In India, it was the late Jayaprakash Narayan, who had first given a call for the right to recall the elected representatives on 4th November, 1974, during his Sampoorna Kranti (Total Revolution) Movement against the Congress Government headed by Indira Gandhi at the Centre followed by the Janata Government in 1977, and again during the National Front Government in 1989. The right to recall, the elected representative has remained national. The process of formulation any legislation on the subject has been derailed by the political parties. It is well established fact that political leaders are reluctant to enact any legislation, which depicts that they are hesitant to maturing into participatory democracy.

In State of Madhya Pradesh and Mrs. V Shri Ram Singh, Hon’ble Supreme Court observed that, “Corruption is like cancer in a civilized society, which if not detected in time, is sure to malignise the polity of the country leading to disastrous consequences. It is termed as a plague, which is not only contagious but if not controlled spreads like a fire in a jungle. Its virus is compared with HIV leading to AIDS, being incurable. It has also been termed as royal thievery. The socio-political system exposed to such a dreaded communicable disease is likely to crumble under its own weight. Corruption is opposed to democracy and social order, being not only anti-people, but also aimed and targeted at them. It affects the economy and destroys the cultural heritage. Unless nipped in the bud at the earliest, it is likely to cause turbulence shaking of the socio-economic political system in an otherwise healthy, wealthy, effective and vibrating society”

There are several examples, from a panch to the Prime Minister are found guilty of corruption. Thousands crores is alleged to have looted by the politicians in power. It is in the interest of the nation to remove those incompetent, inefficient and dishonest legislators, who once elected by hook or by crook, continue to bleed the state exchequer for the fixed term. Current conditions in India, where even the peasantry is articulating need for new mechanisms for empowerment demands to have laws enshrining the right to recall must be viewed as important ingredients of the fight for renewal of the polity.

Social activist Anna Hazare also declared his next line of action campaign for electoral reforms and people’s participation in allocation of land resources, considered key to fight corruption. Hazare said that electoral reforms are need of the hour to weed out corruption. “We have to reform electoral system. W need ‘right to reject’ and ‘right to recall’,” Hazare said.

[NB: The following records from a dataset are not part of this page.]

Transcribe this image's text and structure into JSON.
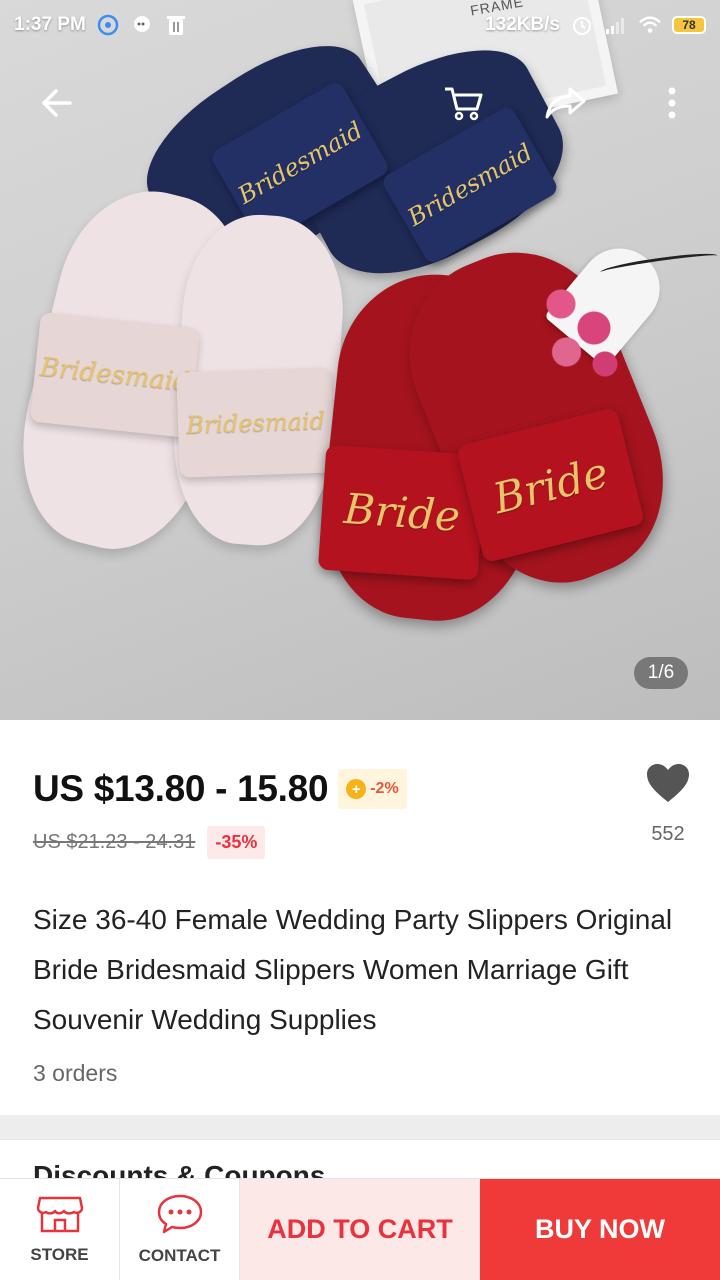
{
  "status_bar": {
    "time": "1:37 PM",
    "network_speed": "132KB/s",
    "battery": "78"
  },
  "hero": {
    "image_counter": "1/6",
    "strap_texts": {
      "navy_left": "Bridesmaid",
      "navy_right": "Bridesmaid",
      "pink_left": "Bridesmaid",
      "pink_right": "Bridesmaid",
      "red_left": "Bride",
      "red_right": "Bride"
    },
    "frame_text": "FRAME"
  },
  "product": {
    "price": "US $13.80 - 15.80",
    "coin_discount": "-2%",
    "original_price": "US $21.23 - 24.31",
    "discount": "-35%",
    "wishlist_count": "552",
    "title": "Size 36-40 Female Wedding Party Slippers Original Bride Bridesmaid Slippers Women Marriage Gift Souvenir Wedding Supplies",
    "orders": "3 orders"
  },
  "next_section": {
    "title": "Discounts & Coupons"
  },
  "bottom_bar": {
    "store_label": "STORE",
    "contact_label": "CONTACT",
    "add_to_cart_label": "ADD TO CART",
    "buy_now_label": "BUY NOW"
  },
  "colors": {
    "accent_red": "#f03a3a",
    "add_to_cart_bg": "#fde8e8",
    "coin_gold": "#f7b21b"
  },
  "icons": [
    "back-arrow-icon",
    "cart-icon",
    "share-icon",
    "more-vert-icon",
    "heart-icon",
    "store-icon",
    "chat-icon"
  ]
}
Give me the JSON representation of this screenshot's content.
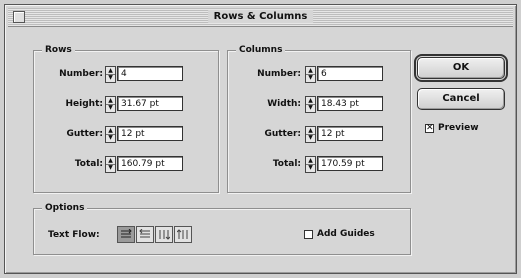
{
  "dialog": {
    "title": "Rows & Columns"
  },
  "rows": {
    "label": "Rows",
    "number": {
      "label": "Number:",
      "value": "4"
    },
    "height": {
      "label": "Height:",
      "value": "31.67 pt"
    },
    "gutter": {
      "label": "Gutter:",
      "value": "12 pt"
    },
    "total": {
      "label": "Total:",
      "value": "160.79 pt"
    }
  },
  "columns": {
    "label": "Columns",
    "number": {
      "label": "Number:",
      "value": "6"
    },
    "width": {
      "label": "Width:",
      "value": "18.43 pt"
    },
    "gutter": {
      "label": "Gutter:",
      "value": "12 pt"
    },
    "total": {
      "label": "Total:",
      "value": "170.59 pt"
    }
  },
  "options": {
    "label": "Options",
    "text_flow_label": "Text Flow:",
    "add_guides_label": "Add Guides",
    "add_guides_checked": false
  },
  "buttons": {
    "ok": "OK",
    "cancel": "Cancel"
  },
  "preview": {
    "label": "Preview",
    "checked": true,
    "check_glyph": "✕"
  }
}
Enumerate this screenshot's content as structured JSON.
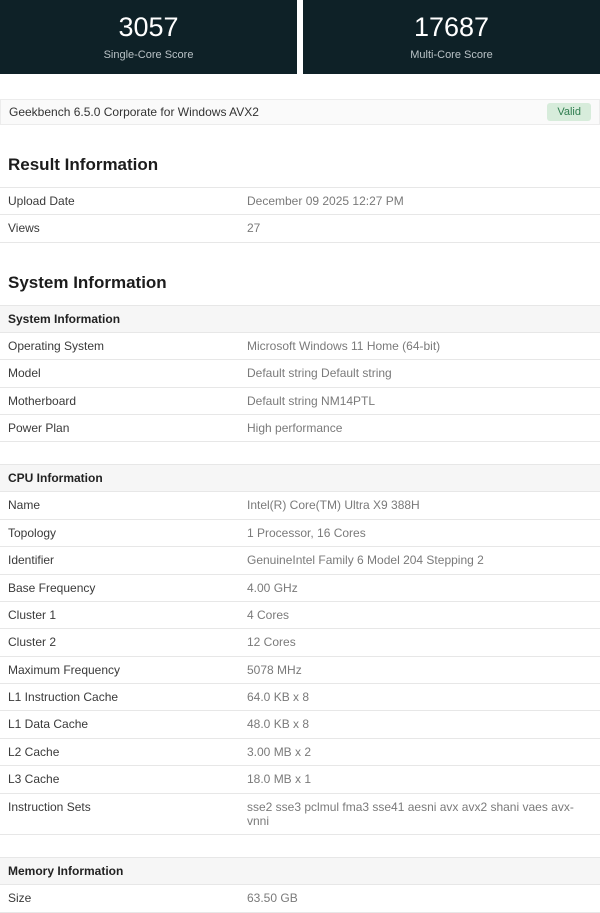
{
  "scores": {
    "single": {
      "value": "3057",
      "label": "Single-Core Score"
    },
    "multi": {
      "value": "17687",
      "label": "Multi-Core Score"
    }
  },
  "header": {
    "title": "Geekbench 6.5.0 Corporate for Windows AVX2",
    "badge": "Valid"
  },
  "sections": [
    {
      "title": "Result Information",
      "tables": [
        {
          "header": null,
          "rows": [
            {
              "label": "Upload Date",
              "value": "December 09 2025 12:27 PM"
            },
            {
              "label": "Views",
              "value": "27"
            }
          ]
        }
      ]
    },
    {
      "title": "System Information",
      "tables": [
        {
          "header": "System Information",
          "rows": [
            {
              "label": "Operating System",
              "value": "Microsoft Windows 11 Home (64-bit)"
            },
            {
              "label": "Model",
              "value": "Default string Default string"
            },
            {
              "label": "Motherboard",
              "value": "Default string NM14PTL"
            },
            {
              "label": "Power Plan",
              "value": "High performance"
            }
          ]
        },
        {
          "header": "CPU Information",
          "rows": [
            {
              "label": "Name",
              "value": "Intel(R) Core(TM) Ultra X9 388H"
            },
            {
              "label": "Topology",
              "value": "1 Processor, 16 Cores"
            },
            {
              "label": "Identifier",
              "value": "GenuineIntel Family 6 Model 204 Stepping 2"
            },
            {
              "label": "Base Frequency",
              "value": "4.00 GHz"
            },
            {
              "label": "Cluster 1",
              "value": "4 Cores"
            },
            {
              "label": "Cluster 2",
              "value": "12 Cores"
            },
            {
              "label": "Maximum Frequency",
              "value": "5078 MHz"
            },
            {
              "label": "L1 Instruction Cache",
              "value": "64.0 KB x 8"
            },
            {
              "label": "L1 Data Cache",
              "value": "48.0 KB x 8"
            },
            {
              "label": "L2 Cache",
              "value": "3.00 MB x 2"
            },
            {
              "label": "L3 Cache",
              "value": "18.0 MB x 1"
            },
            {
              "label": "Instruction Sets",
              "value": "sse2 sse3 pclmul fma3 sse41 aesni avx avx2 shani vaes avx-vnni"
            }
          ]
        },
        {
          "header": "Memory Information",
          "rows": [
            {
              "label": "Size",
              "value": "63.50 GB"
            }
          ]
        }
      ]
    }
  ],
  "colors": {
    "score_bg": "#0e2127",
    "score_text": "#ffffff",
    "score_label": "#b9c2c6",
    "badge_bg": "#d7ecdb",
    "badge_text": "#2f7d4f",
    "border": "#e7e7e7",
    "subheader_bg": "#f6f6f6",
    "label_text": "#3a3a3a",
    "value_text": "#7a7a7a"
  }
}
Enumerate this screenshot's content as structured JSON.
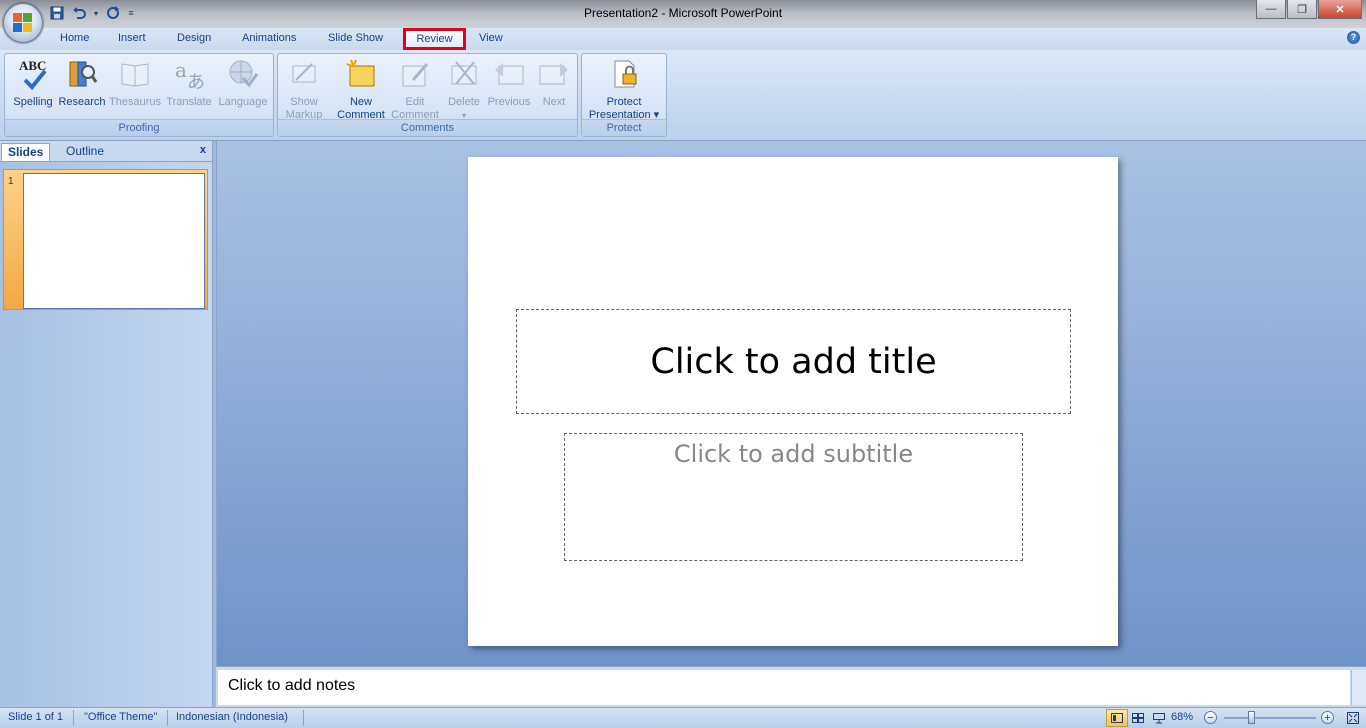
{
  "window": {
    "title": "Presentation2 - Microsoft PowerPoint",
    "controls": {
      "minimize": "—",
      "maximize": "❐",
      "close": "✕"
    }
  },
  "quick_access": {
    "save_icon": "save-icon",
    "undo_icon": "undo-icon",
    "redo_icon": "redo-icon"
  },
  "tabs": [
    {
      "label": "Home"
    },
    {
      "label": "Insert"
    },
    {
      "label": "Design"
    },
    {
      "label": "Animations"
    },
    {
      "label": "Slide Show"
    },
    {
      "label": "Review",
      "active": true
    },
    {
      "label": "View"
    }
  ],
  "help": "?",
  "ribbon": {
    "proofing": {
      "label": "Proofing",
      "buttons": [
        "Spelling",
        "Research",
        "Thesaurus",
        "Translate",
        "Language"
      ]
    },
    "comments": {
      "label": "Comments",
      "show_markup": [
        "Show",
        "Markup"
      ],
      "new_comment": [
        "New",
        "Comment"
      ],
      "edit_comment": [
        "Edit",
        "Comment"
      ],
      "delete": "Delete",
      "previous": "Previous",
      "next": "Next"
    },
    "protect": {
      "label": "Protect",
      "protect_presentation": [
        "Protect",
        "Presentation ▾"
      ]
    },
    "spelling_icon_text": "ABC"
  },
  "slides_pane": {
    "tabs": [
      "Slides",
      "Outline"
    ],
    "close": "x",
    "thumbnails": [
      {
        "number": "1"
      }
    ]
  },
  "slide": {
    "title_placeholder": "Click to add title",
    "subtitle_placeholder": "Click to add subtitle"
  },
  "notes": {
    "placeholder": "Click to add notes"
  },
  "status_bar": {
    "slide_info": "Slide 1 of 1",
    "theme": "\"Office Theme\"",
    "language": "Indonesian (Indonesia)",
    "zoom": "68%",
    "zoom_minus": "−",
    "zoom_plus": "+"
  },
  "colors": {
    "accent": "#15428b",
    "active_tab_highlight": "#e00020",
    "thumb_selected": "#f5a845"
  }
}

He outlined, what it meant, when he said that right to recall would be for those elected and right to reject will be a column in a ballot paper, which would ensure that the voter has a right to say that he does not like any of the listed candidates.

Right to recall is applicable in some states such as Madhya Pradesh and Chhattisgarh in case of elected representatives in the Panchayats Raj bodies, but is not applicable in case of MP’s and MLA’s. Although, the Election Commission of India provide a register, where a voter can lodge his or her dislike for listed candidates but having a Right to Reject would mean declaring an election void, if more than half of the votes polled are in the category none of the above.

“If the majority in a constituency says that they reject a candidate, even then the election should be cancelled. How much money they (candidates) will distribute? Once the candidate spends Rs.10 crore for one election and if the election is cancelled, then right sense will dawn upon them,” Hazare said.

Amid a campaign by Team Anna for poll reforms, the Election Commission has disfavoured any proposal to include the ‘Right to Reject’ or ‘Right to Recall’ clauses in election rules, saying they may not work in a large country like India.

Opposing the proposal to have a ‘Right to Recall’ as in many developed countries, Chief Election Commission (CEC) S Y Quraishi has held that it will “destabilize” -the country, especially in areas where “people already feel alienated”. On the proposal of introducing a clause on Right to Reject, Quraishi said even though the EC has supported introduction of 49-0 (rule) button in EVMs for voters to express their displeasure over candidates, the proposal will lead to more frequent elections.

49-0 rule of the Conduct of Elections Rules, 1961 describes the procedure to be followed, when a valid voter decides not to cast his vote, and decides to record this fact.

“Our main fear is that, if we start rejecting all the candidates, we will have another election and people already complain of election fatigue,” Quraishi told Karan Thapar in Devil’s advocate programme aired on CNN-IBN. The CEC, is however, open to discussion with activist Anna Hazare who has suggested that if all candidates spending crores in elections are rejected by the voters, it will discourage them from overspending and would control election expenditure.

In conclusion, we can understand that it’s a difficult proposal and impracticable also, but keeping in view the role of money and muscle power being played in winning the election, the right to reject and right to recall is a befitting solution.